Are we in for another wet summer?

A beach in beautiful weather in Brisbane
We’re set for some great weather this weekend!

 

With beautiful sunny days forecast this weekend across Australia we begin to think that summer is well on its way. We all know that summer in Australia can mean storms, rain, and cyclones if you’re in the right (or wrong) part of the country. But what about floods and drought? What are we in for?

Climate dog chasing scientist

The climate dogs are at it again!

 

“Word on the street is there is going to be another La Nina…”

Despite what happened last year, La Nina isn’t a bad thing. We’ve previously  spoken about La Nina and El Nino and how they effect the climate across Australia but what can we expect this season? Note: La Nina doesn’t mean flood and El Nino doesn’t mean drought, they just increase the chance of each. The Bureau of Meteorology (BOM) has recently announced what we can expect this summer and it doesn’t sound as bad as last year.

 

A dry field with a storm in the distance

 

The BOM has told us there is a probability of La Nina (a positive Southern Oscillation Index (SOI) over Australia) but not on the EXTREME scale of last year–we’re looking at about an 8.9. According to the BOM, about 70 per cent of the time, the SOI lies between +10 and -10. So what was the SOI this time last year? A whopping great +24.7! In climate terms, that’s crazy!

 

Climate dogs around Australi

“Is La Nina or El Nino the only thing that influences rainfall?”

La Nina and El Nino aren’t the only factors. Two other major factors that influence our spring and summer rain are the Indian Ocean and the waters surrounding northern Australia.

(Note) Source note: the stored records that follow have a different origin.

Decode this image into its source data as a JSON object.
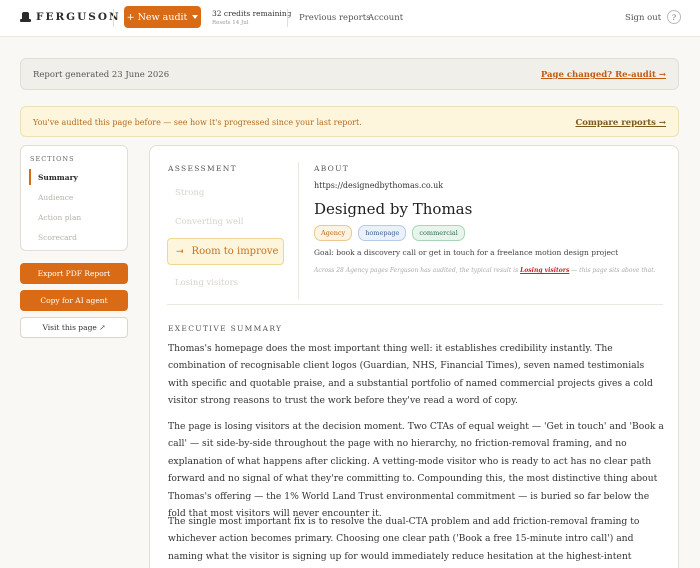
{
  "brand": {
    "name": "FERGUSON",
    "icon": "top-hat-icon"
  },
  "header": {
    "new_audit": "+ New audit",
    "credits": "32 credits remaining",
    "credits_reset": "Resets 14 Jul",
    "nav": [
      "Previous reports",
      "Account"
    ],
    "sign_out": "Sign out",
    "help": "?"
  },
  "report_bar": {
    "generated": "Report generated 23 June 2026",
    "reaudit": "Page changed? Re-audit →"
  },
  "audited_bar": {
    "message": "You've audited this page before — see how it's progressed since your last report.",
    "compare": "Compare reports →"
  },
  "sidebar": {
    "title": "SECTIONS",
    "items": [
      {
        "label": "Summary",
        "active": true
      },
      {
        "label": "Audience",
        "active": false
      },
      {
        "label": "Action plan",
        "active": false
      },
      {
        "label": "Scorecard",
        "active": false
      }
    ],
    "export": "Export PDF Report",
    "copy": "Copy for AI agent",
    "visit": "Visit this page ↗"
  },
  "assessment": {
    "label": "ASSESSMENT",
    "options": [
      "Strong",
      "Converting well",
      "Room to improve",
      "Losing visitors"
    ],
    "selected": "Room to improve"
  },
  "about": {
    "label": "ABOUT",
    "url": "https://designedbythomas.co.uk",
    "title": "Designed by Thomas",
    "tags": [
      "Agency",
      "homepage",
      "commercial"
    ],
    "goal": "Goal: book a discovery call or get in touch for a freelance motion design project",
    "note_prefix": "Across 28 Agency pages Ferguson has audited, the typical result is",
    "note_highlight": "Losing visitors",
    "note_suffix": "— this page sits above that."
  },
  "summary": {
    "label": "EXECUTIVE SUMMARY",
    "paragraphs": [
      "Thomas's homepage does the most important thing well: it establishes credibility instantly. The combination of recognisable client logos (Guardian, NHS, Financial Times), seven named testimonials with specific and quotable praise, and a substantial portfolio of named commercial projects gives a cold visitor strong reasons to trust the work before they've read a word of copy.",
      "The page is losing visitors at the decision moment. Two CTAs of equal weight — 'Get in touch' and 'Book a call' — sit side-by-side throughout the page with no hierarchy, no friction-removal framing, and no explanation of what happens after clicking. A vetting-mode visitor who is ready to act has no clear path forward and no signal of what they're committing to. Compounding this, the most distinctive thing about Thomas's offering — the 1% World Land Trust environmental commitment — is buried so far below the fold that most visitors will never encounter it.",
      "The single most important fix is to resolve the dual-CTA problem and add friction-removal framing to whichever action becomes primary. Choosing one clear path ('Book a free 15-minute intro call') and naming what the visitor is signing up for would immediately reduce hesitation at the highest-intent moment on the page — and that change requires nothing"
    ]
  },
  "colors": {
    "accent": "#d96b16",
    "warning_bg": "#fdf6dc",
    "danger": "#cc2222"
  }
}
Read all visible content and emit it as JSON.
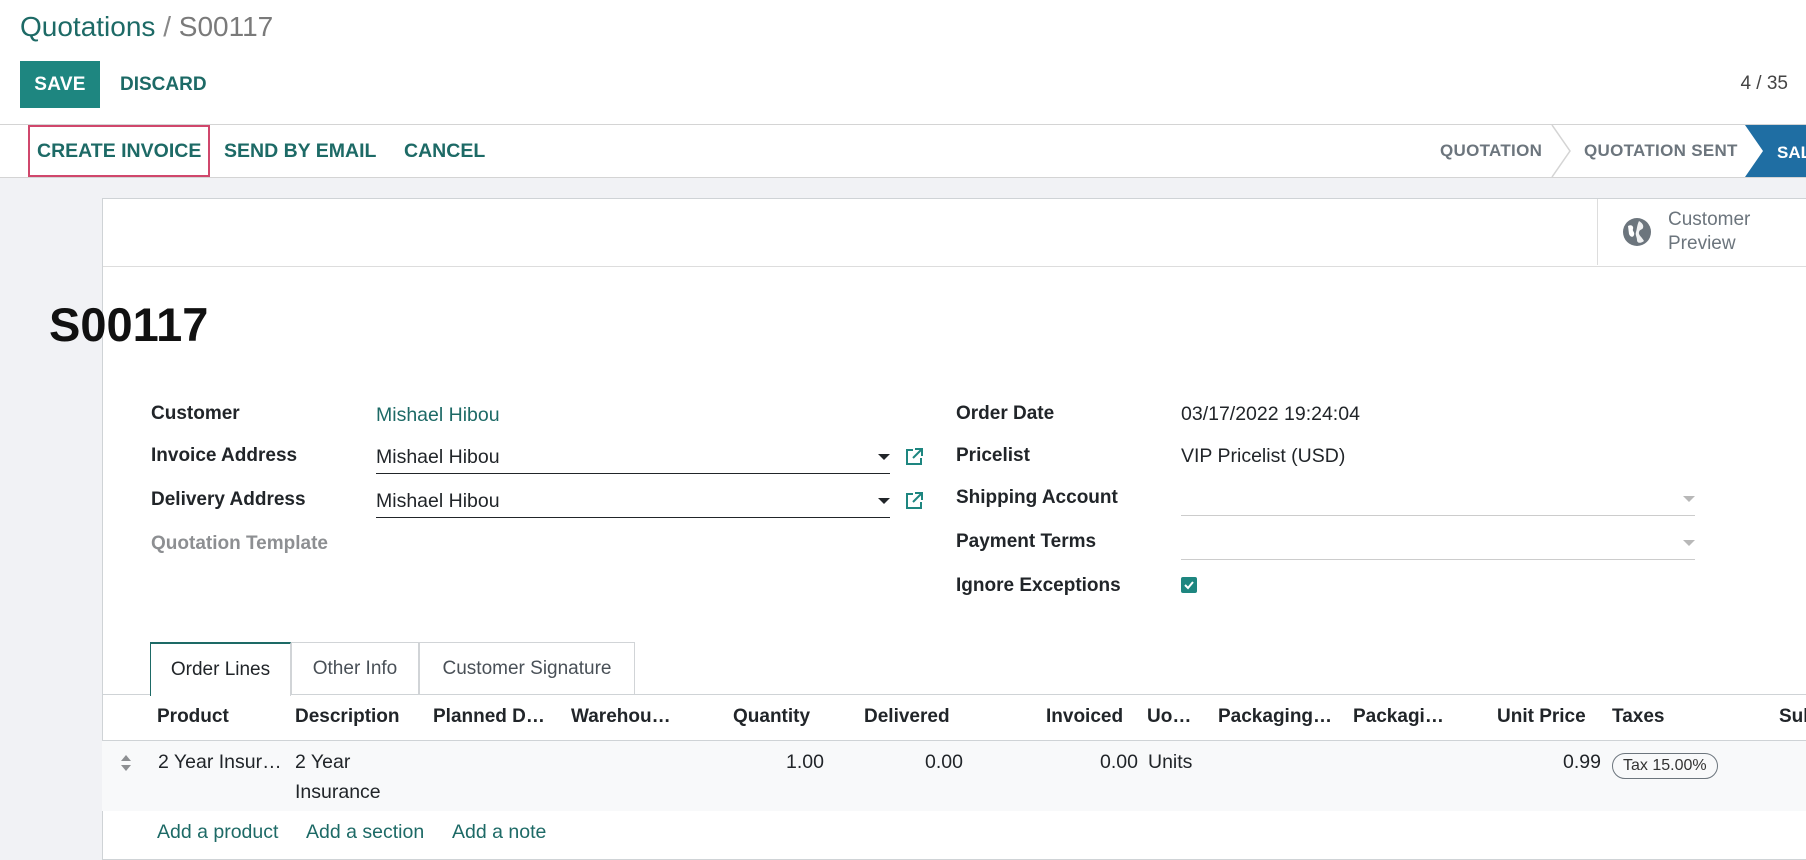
{
  "breadcrumb": {
    "parent": "Quotations",
    "separator": " / ",
    "current": "S00117"
  },
  "toolbar": {
    "save_label": "SAVE",
    "discard_label": "DISCARD",
    "pager": "4 / 35"
  },
  "actions": {
    "create_invoice": "CREATE INVOICE",
    "send_email": "SEND BY EMAIL",
    "cancel": "CANCEL"
  },
  "stages": {
    "quotation": "QUOTATION",
    "quotation_sent": "QUOTATION SENT",
    "sales_order": "SAL"
  },
  "colors": {
    "brand": "#1e8680",
    "link": "#1d6a66",
    "active_stage": "#1f6ea3",
    "highlight": "#d0476c"
  },
  "smart_button": {
    "icon": "globe-icon",
    "label_line1": "Customer",
    "label_line2": "Preview"
  },
  "order": {
    "name": "S00117",
    "left": {
      "customer_label": "Customer",
      "customer_value": "Mishael Hibou",
      "invoice_address_label": "Invoice Address",
      "invoice_address_value": "Mishael Hibou",
      "delivery_address_label": "Delivery Address",
      "delivery_address_value": "Mishael Hibou",
      "quotation_template_label": "Quotation Template"
    },
    "right": {
      "order_date_label": "Order Date",
      "order_date_value": "03/17/2022 19:24:04",
      "pricelist_label": "Pricelist",
      "pricelist_value": "VIP Pricelist (USD)",
      "shipping_account_label": "Shipping Account",
      "payment_terms_label": "Payment Terms",
      "ignore_exceptions_label": "Ignore Exceptions",
      "ignore_exceptions_checked": true
    }
  },
  "tabs": {
    "order_lines": "Order Lines",
    "other_info": "Other Info",
    "customer_signature": "Customer Signature"
  },
  "table": {
    "headers": {
      "product": "Product",
      "description": "Description",
      "planned_date": "Planned D…",
      "warehouse": "Warehou…",
      "quantity": "Quantity",
      "delivered": "Delivered",
      "invoiced": "Invoiced",
      "uom": "Uo…",
      "packaging_qty": "Packaging…",
      "packaging": "Packagi…",
      "unit_price": "Unit Price",
      "taxes": "Taxes",
      "subtotal": "Sub"
    },
    "rows": [
      {
        "product": "2 Year Insur…",
        "description_line1": "2 Year",
        "description_line2": "Insurance",
        "quantity": "1.00",
        "delivered": "0.00",
        "invoiced": "0.00",
        "uom": "Units",
        "unit_price": "0.99",
        "tax": "Tax 15.00%"
      }
    ],
    "add_product": "Add a product",
    "add_section": "Add a section",
    "add_note": "Add a note"
  }
}
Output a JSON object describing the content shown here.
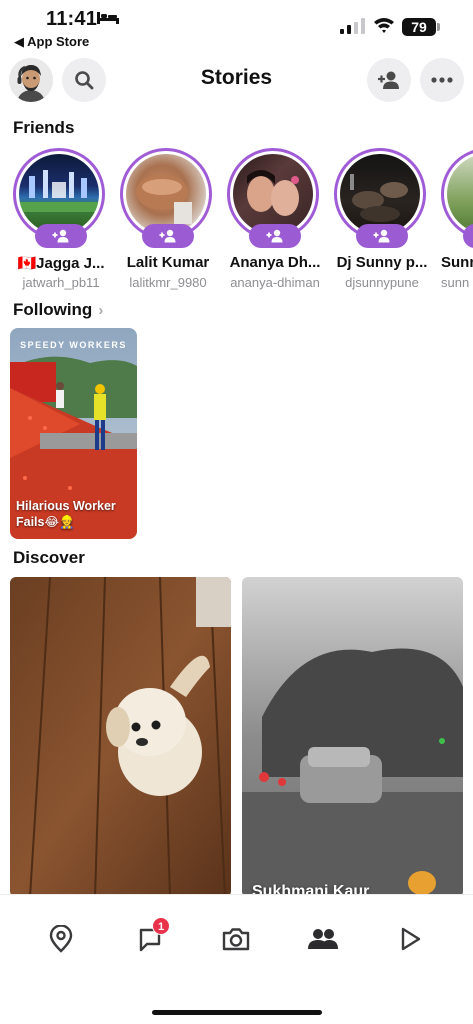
{
  "status_bar": {
    "time": "11:41",
    "back_label": "◀ App Store",
    "battery": "79"
  },
  "header": {
    "title": "Stories"
  },
  "friends_section": {
    "title": "Friends",
    "items": [
      {
        "name": "🇨🇦Jagga J...",
        "username": "jatwarh_pb11"
      },
      {
        "name": "Lalit Kumar",
        "username": "lalitkmr_9980"
      },
      {
        "name": "Ananya Dh...",
        "username": "ananya-dhiman"
      },
      {
        "name": "Dj Sunny p...",
        "username": "djsunnypune"
      },
      {
        "name": "Sunn",
        "username": "sunn"
      }
    ],
    "add_label": "+👤"
  },
  "following_section": {
    "title": "Following",
    "card": {
      "channel": "SPEEDY WORKERS",
      "caption": "Hilarious Worker Fails😂👷"
    }
  },
  "discover_section": {
    "title": "Discover",
    "cards": [
      {
        "caption": ""
      },
      {
        "caption": "Sukhmani Kaur"
      }
    ]
  },
  "bottom_nav": {
    "chat_badge": "1"
  },
  "colors": {
    "accent_purple": "#9b5bd3",
    "badge_red": "#e9334b"
  }
}
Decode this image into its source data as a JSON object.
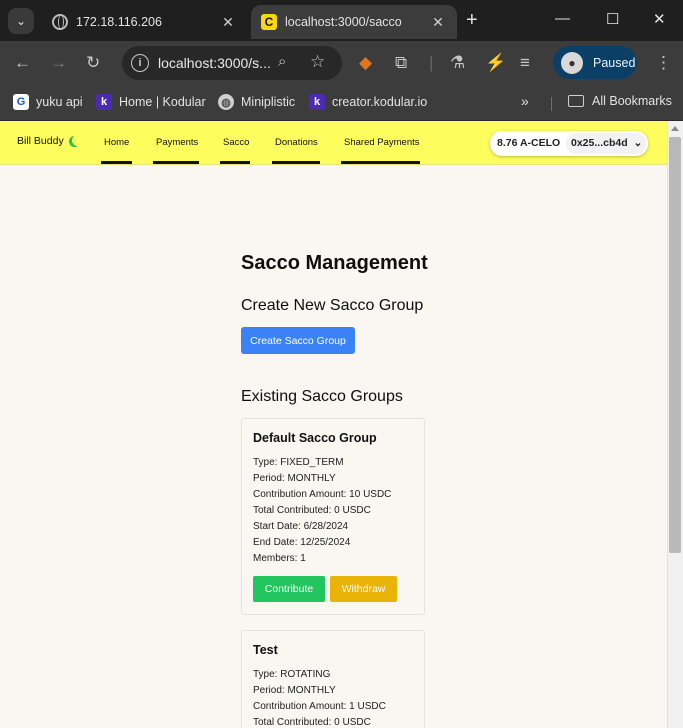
{
  "browser": {
    "tabs": [
      {
        "title": "172.18.116.206",
        "active": false,
        "favicon": "globe-icon"
      },
      {
        "title": "localhost:3000/sacco",
        "active": true,
        "favicon": "c-favicon",
        "favicon_letter": "C"
      }
    ],
    "url": "localhost:3000/s...",
    "profile_status": "Paused",
    "bookmarks": [
      {
        "label": "yuku api",
        "icon": "yuku-icon",
        "letter": "G"
      },
      {
        "label": "Home | Kodular",
        "icon": "kodular-icon",
        "letter": "k"
      },
      {
        "label": "Miniplistic",
        "icon": "globe-icon",
        "letter": ""
      },
      {
        "label": "creator.kodular.io",
        "icon": "kodular-icon",
        "letter": "k"
      }
    ],
    "all_bookmarks": "All Bookmarks"
  },
  "app": {
    "brand": "Bill Buddy",
    "nav": [
      "Home",
      "Payments",
      "Sacco",
      "Donations",
      "Shared Payments"
    ],
    "wallet": {
      "balance": "8.76 A-CELO",
      "account": "0x25...cb4d"
    }
  },
  "sacco": {
    "title": "Sacco Management",
    "create_heading": "Create New Sacco Group",
    "create_button": "Create Sacco Group",
    "existing_heading": "Existing Sacco Groups",
    "groups": [
      {
        "name": "Default Sacco Group",
        "type": "Type: FIXED_TERM",
        "period": "Period: MONTHLY",
        "contribution": "Contribution Amount: 10 USDC",
        "total": "Total Contributed: 0 USDC",
        "start": "Start Date: 6/28/2024",
        "end": "End Date: 12/25/2024",
        "members": "Members: 1",
        "contribute_label": "Contribute",
        "withdraw_label": "Withdraw"
      },
      {
        "name": "Test",
        "type": "Type: ROTATING",
        "period": "Period: MONTHLY",
        "contribution": "Contribution Amount: 1 USDC",
        "total": "Total Contributed: 0 USDC"
      }
    ]
  },
  "colors": {
    "navbar": "#fdfd5e",
    "page_bg": "#faf6f1",
    "primary": "#3b82f6",
    "success": "#22c55e",
    "warning": "#eab308"
  }
}
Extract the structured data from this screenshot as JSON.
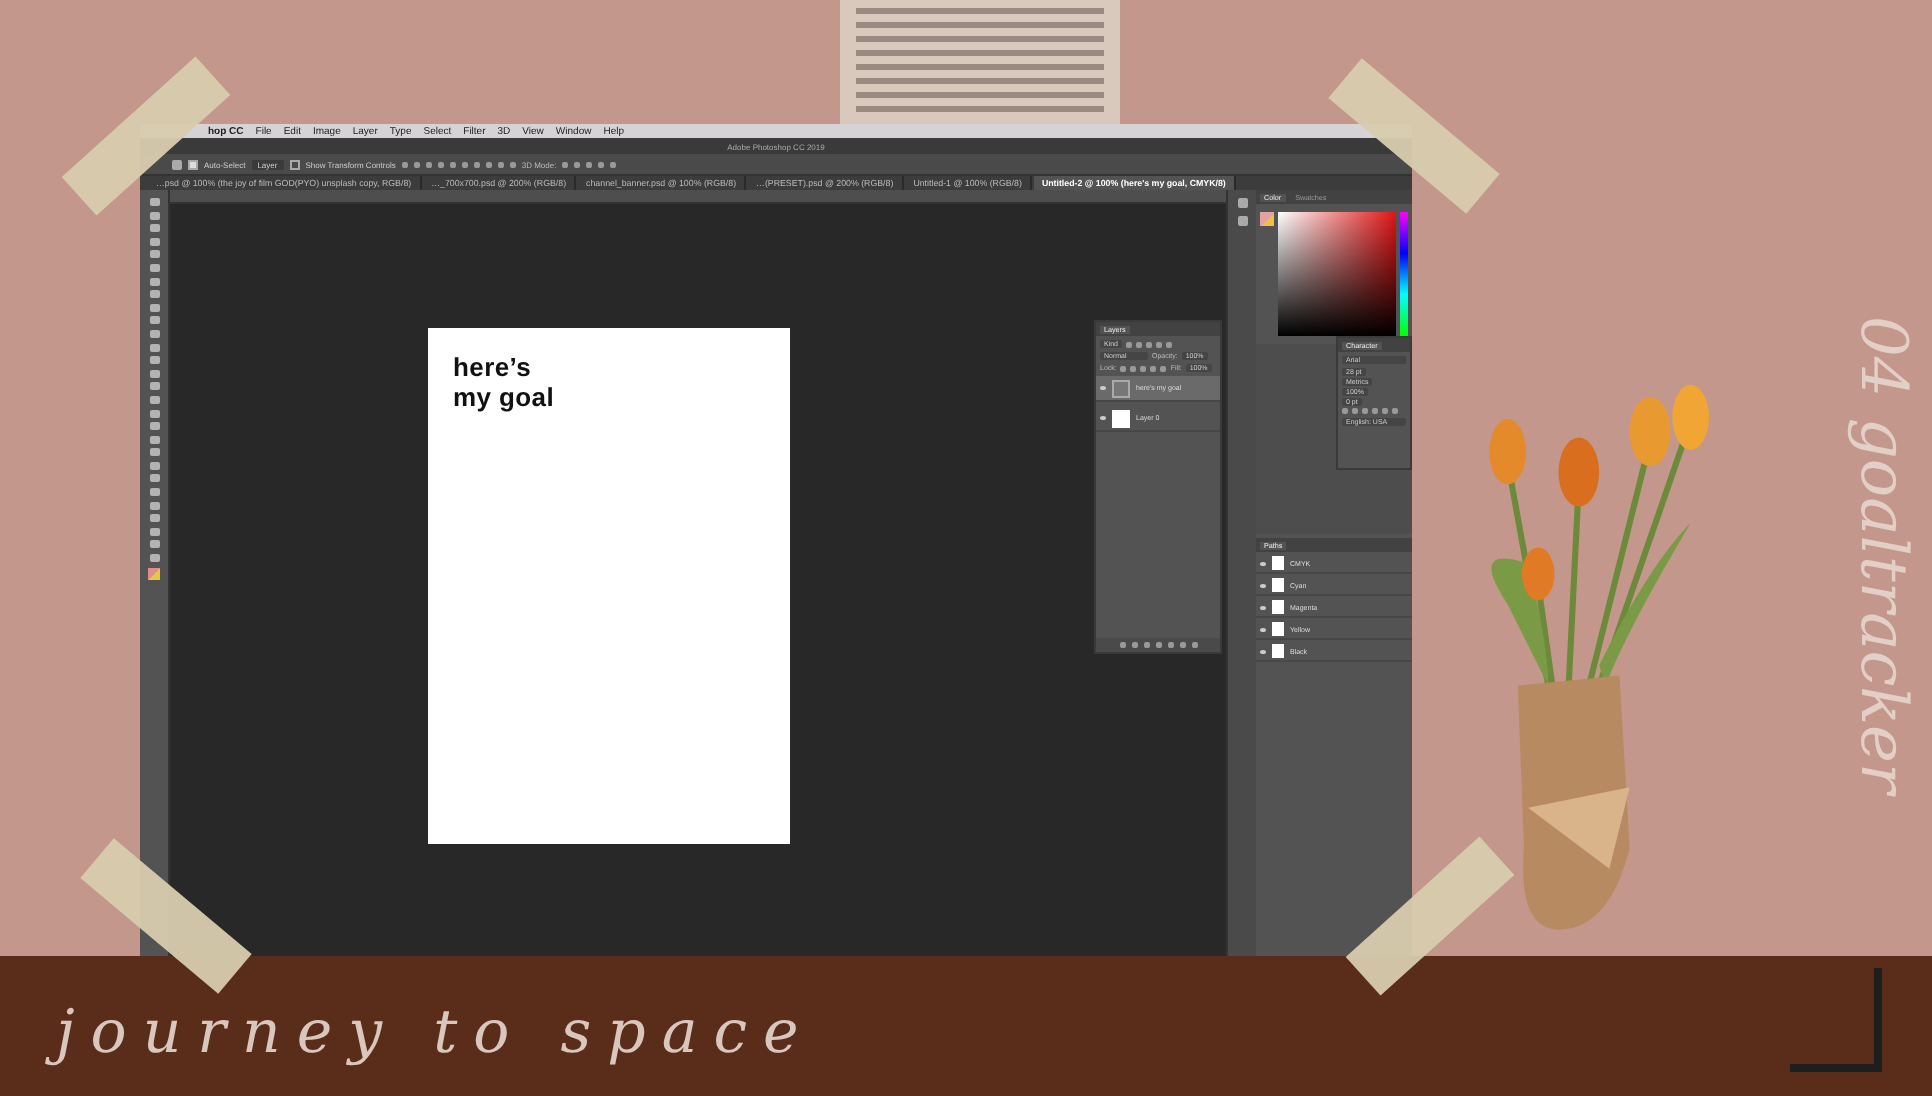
{
  "app": {
    "menu_brand": "hop CC",
    "menus": [
      "File",
      "Edit",
      "Image",
      "Layer",
      "Type",
      "Select",
      "Filter",
      "3D",
      "View",
      "Window",
      "Help"
    ],
    "title": "Adobe Photoshop CC 2019",
    "options": {
      "auto_select": "Auto-Select",
      "auto_select_checked": true,
      "target": "Layer",
      "show_transform": "Show Transform Controls",
      "show_transform_checked": false,
      "mode_3d": "3D Mode:"
    },
    "tabs": [
      {
        "label": "…psd @ 100% (the joy of film GOD(PYO) unsplash copy, RGB/8)",
        "selected": false
      },
      {
        "label": "…_700x700.psd @ 200% (RGB/8)",
        "selected": false
      },
      {
        "label": "channel_banner.psd @ 100% (RGB/8)",
        "selected": false
      },
      {
        "label": "…(PRESET).psd @ 200% (RGB/8)",
        "selected": false
      },
      {
        "label": "Untitled-1 @ 100% (RGB/8)",
        "selected": false
      },
      {
        "label": "Untitled-2 @ 100% (here's my goal, CMYK/8)",
        "selected": true
      }
    ],
    "canvas": {
      "lines": [
        "here’s",
        "my goal"
      ]
    },
    "color_panel": {
      "tabs": [
        {
          "label": "Color",
          "selected": true
        },
        {
          "label": "Swatches",
          "selected": false
        }
      ]
    },
    "layers_panel": {
      "title": "Layers",
      "filter": "Kind",
      "blend": "Normal",
      "opacity_label": "Opacity:",
      "opacity": "100%",
      "lock_label": "Lock:",
      "fill_label": "Fill:",
      "fill": "100%",
      "layers": [
        {
          "name": "here's my goal",
          "kind": "text",
          "visible": true,
          "selected": true
        },
        {
          "name": "Layer 0",
          "kind": "pixel",
          "visible": true,
          "selected": false
        }
      ]
    },
    "character_panel": {
      "title": "Character",
      "font": "Arial",
      "size": "28 pt",
      "kerning": "Metrics",
      "scale": "100%",
      "tracking": "0 pt",
      "language": "English: USA"
    },
    "channels_panel": {
      "tab": "Paths",
      "channels": [
        {
          "name": "CMYK",
          "visible": true
        },
        {
          "name": "Cyan",
          "visible": true
        },
        {
          "name": "Magenta",
          "visible": true
        },
        {
          "name": "Yellow",
          "visible": true
        },
        {
          "name": "Black",
          "visible": true
        }
      ]
    }
  },
  "overlay": {
    "series": "journey to space",
    "episode": "04 goaltracker"
  }
}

There is a pattern of sea surface temperatures in the Indian Ocean that is connected to central and southeast Australian rainfall. Climatologists call this pattern of ocean temperatures the ‘Indian Ocean Dipole‘, or ‘IOD’. When these temperatures are warm in the east and cool in the west, the IOD becomes negative and rainfall across Australia increases. Last year’s IOD was extremely low -1.0, a sure bet for heavy rain; whereas it is currently a much different +0.8, an indication the heavy stuff is not so likely.

Another factor is the ocean temperature off the North East coast of Australia. When the water is warm, there will be more evaporation and therefore more rainfall. 2010 brought the warmest ocean temperatures on record around Australia and rain to boot! This year, the oceans are still warm but not anywhere near last year’s record highs.

 

“So what does it all mean?”

According to the BOM, last year at this time:

  • a raging La Niña;
  • a ripping negative Indian Ocean Dipole; and
  • record warm sea surface temperatures off our northern coast.

These three factors created a ‘perfect storm’ in terms of climate and rainfall, floods and cyclones but it will be different this year.

This year we have a neutral Pacific Ocean; a positive Indian Ocean Dipole; and average to slightly cool temperatures off our northern coasts. So that means:

  • a less angry La Nina;
  • almost the opposite in terms of Indian Ocean Dipole–so less rain; and
  • only mild sea surface temperatures

For rainfall, that’s a very different mixture to last year. For more information, and the complete story, read the Bureau of Meteorology’s very own blog. It’s excellent!

Did floods or drought affect you in recent years? Where are you located? We like to know where you are from so we can write stories that relate to you!